Please write out the full listing beneath this line exactly, skipping its images.

(The data)

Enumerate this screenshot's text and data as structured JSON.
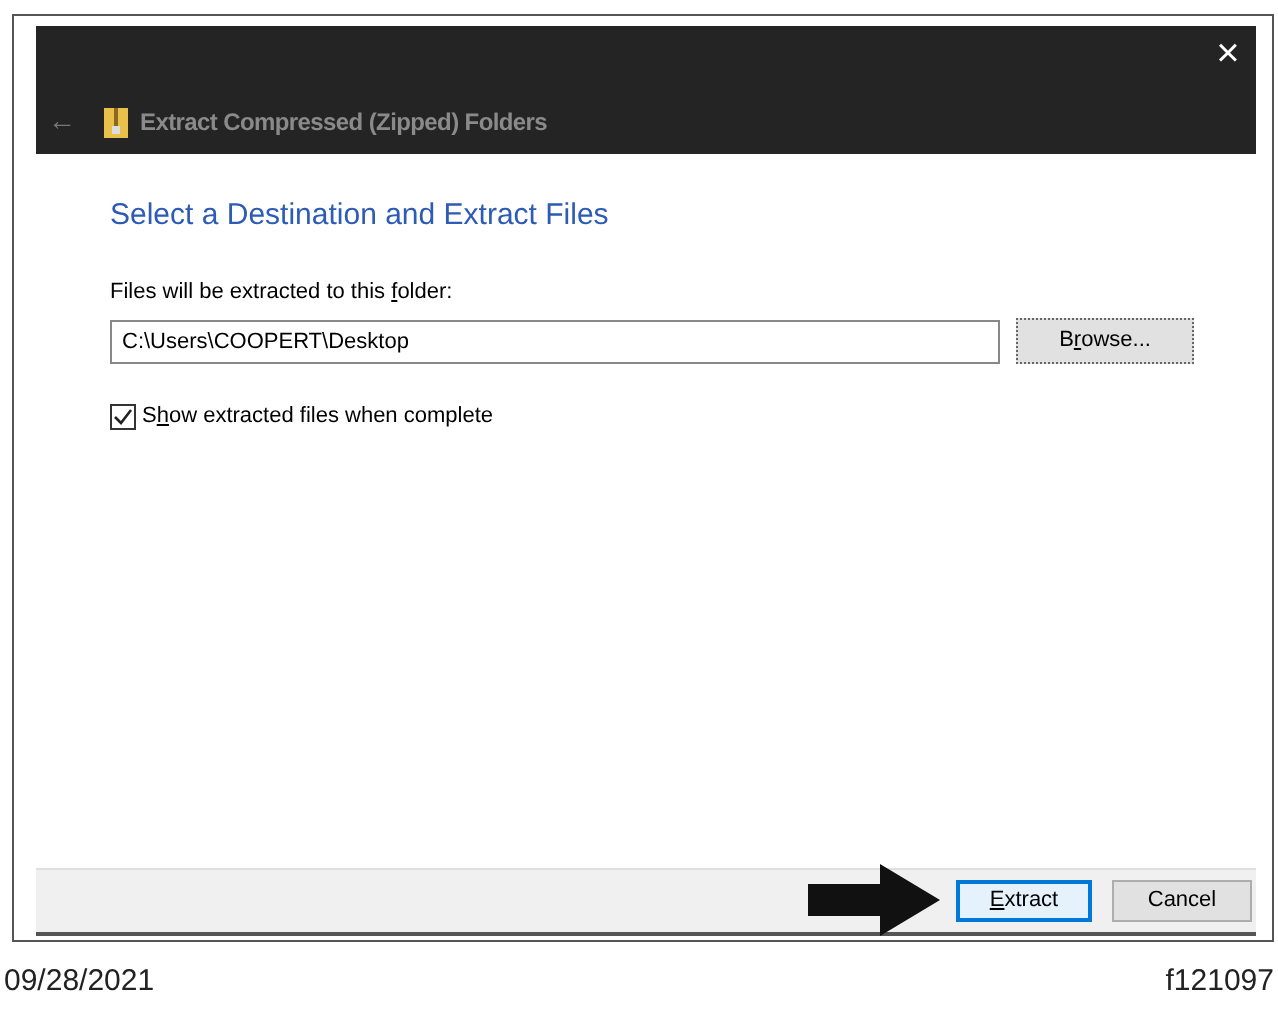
{
  "window": {
    "title": "Extract Compressed (Zipped) Folders",
    "close_glyph": "×",
    "back_glyph": "←"
  },
  "heading": "Select a Destination and Extract Files",
  "folder_label": [
    "Files will be extracted to this ",
    "f",
    "older:"
  ],
  "folder_field": {
    "value": "C:\\Users\\COOPERT\\Desktop"
  },
  "browse_button": [
    "B",
    "r",
    "owse..."
  ],
  "show_files": {
    "label": [
      "S",
      "h",
      "ow extracted files when complete"
    ],
    "checked": true
  },
  "buttons": [
    {
      "key": "E",
      "rest": "xtract",
      "default": true
    },
    {
      "rest": "Cancel",
      "default": false
    }
  ],
  "caption": {
    "date": "09/28/2021",
    "figure_id": "f121097"
  }
}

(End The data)

§ Written solution
Enumerate this screenshot's text and data as structured JSON.
{
  "window": {
    "title": "Extract Compressed (Zipped) Folders",
    "close_glyph": "×",
    "back_glyph": "←"
  },
  "heading": "Select a Destination and Extract Files",
  "folder_label": [
    "Files will be extracted to this ",
    "f",
    "older:"
  ],
  "folder_field": {
    "value": "C:\\Users\\COOPERT\\Desktop"
  },
  "browse_button": [
    "B",
    "r",
    "owse..."
  ],
  "show_files": {
    "label": [
      "S",
      "h",
      "ow extracted files when complete"
    ],
    "checked": true
  },
  "buttons": [
    {
      "key": "E",
      "rest": "xtract",
      "default": true
    },
    {
      "rest": "Cancel",
      "default": false
    }
  ],
  "caption": {
    "date": "09/28/2021",
    "figure_id": "f121097"
  }
}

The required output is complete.